**Task description:**
Each line of the listing, apart from the pictures, is to be printed exactly.

►

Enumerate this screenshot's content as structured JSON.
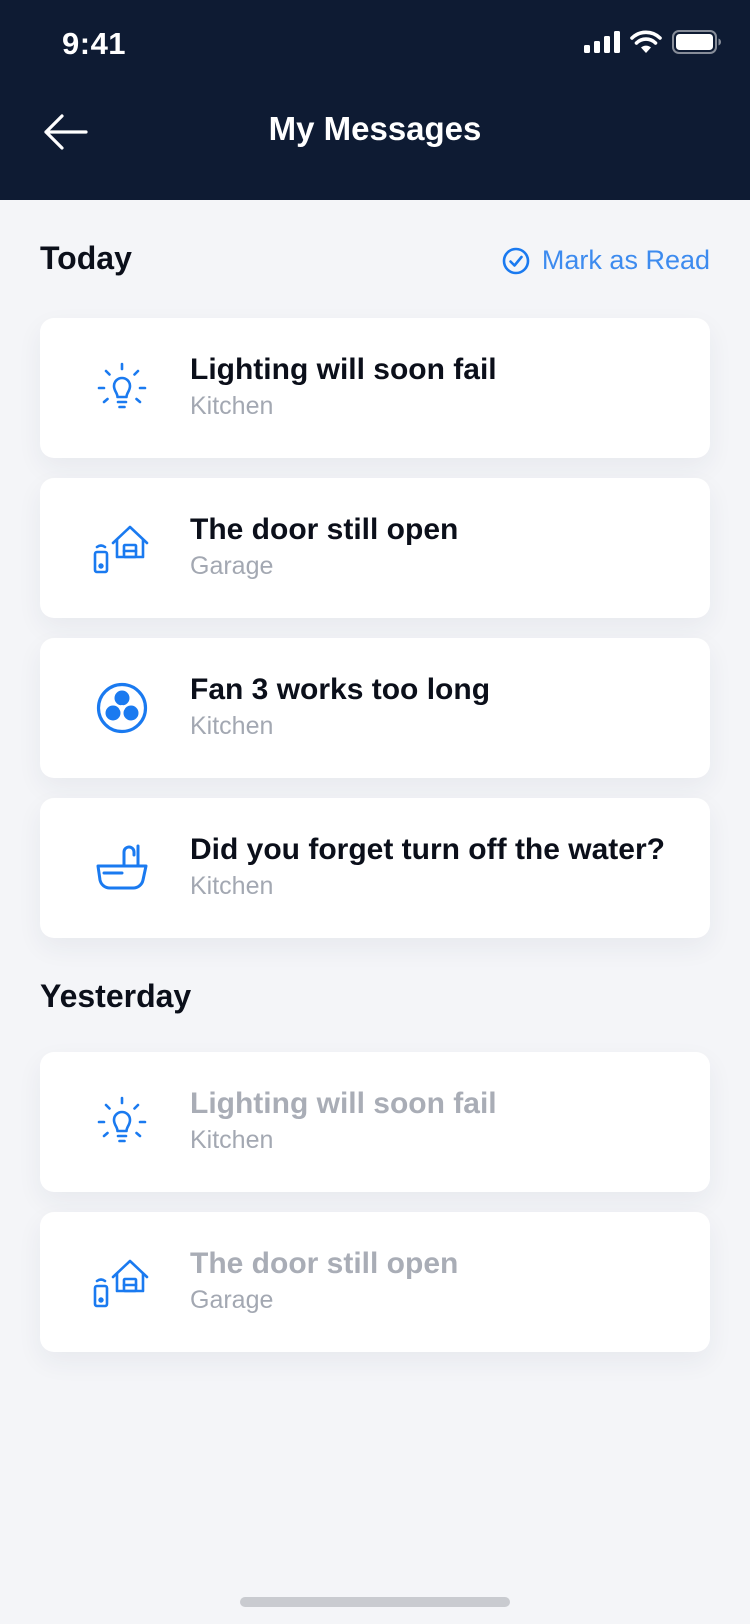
{
  "status_bar": {
    "time": "9:41"
  },
  "header": {
    "title": "My Messages"
  },
  "today": {
    "label": "Today",
    "mark_read_label": "Mark as Read",
    "items": [
      {
        "title": "Lighting will soon fail",
        "subtitle": "Kitchen",
        "icon": "lightbulb-icon"
      },
      {
        "title": "The door still open",
        "subtitle": "Garage",
        "icon": "garage-remote-icon"
      },
      {
        "title": "Fan 3 works too long",
        "subtitle": "Kitchen",
        "icon": "fan-icon"
      },
      {
        "title": "Did you forget turn off the water?",
        "subtitle": "Kitchen",
        "icon": "bathtub-icon"
      }
    ]
  },
  "yesterday": {
    "label": "Yesterday",
    "items": [
      {
        "title": "Lighting will soon fail",
        "subtitle": "Kitchen",
        "icon": "lightbulb-icon"
      },
      {
        "title": "The door still open",
        "subtitle": "Garage",
        "icon": "garage-remote-icon"
      }
    ]
  },
  "colors": {
    "header_bg": "#0E1B33",
    "accent": "#1A7AF0",
    "background": "#F4F5F8",
    "muted_text": "#A3A8B2"
  }
}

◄

**Task result:**
Enumerate this screenshot's content as structured JSON.
{
  "status_bar": {
    "time": "9:41"
  },
  "header": {
    "title": "My Messages"
  },
  "today": {
    "label": "Today",
    "mark_read_label": "Mark as Read",
    "items": [
      {
        "title": "Lighting will soon fail",
        "subtitle": "Kitchen",
        "icon": "lightbulb-icon"
      },
      {
        "title": "The door still open",
        "subtitle": "Garage",
        "icon": "garage-remote-icon"
      },
      {
        "title": "Fan 3 works too long",
        "subtitle": "Kitchen",
        "icon": "fan-icon"
      },
      {
        "title": "Did you forget turn off the water?",
        "subtitle": "Kitchen",
        "icon": "bathtub-icon"
      }
    ]
  },
  "yesterday": {
    "label": "Yesterday",
    "items": [
      {
        "title": "Lighting will soon fail",
        "subtitle": "Kitchen",
        "icon": "lightbulb-icon"
      },
      {
        "title": "The door still open",
        "subtitle": "Garage",
        "icon": "garage-remote-icon"
      }
    ]
  },
  "colors": {
    "header_bg": "#0E1B33",
    "accent": "#1A7AF0",
    "background": "#F4F5F8",
    "muted_text": "#A3A8B2"
  }
}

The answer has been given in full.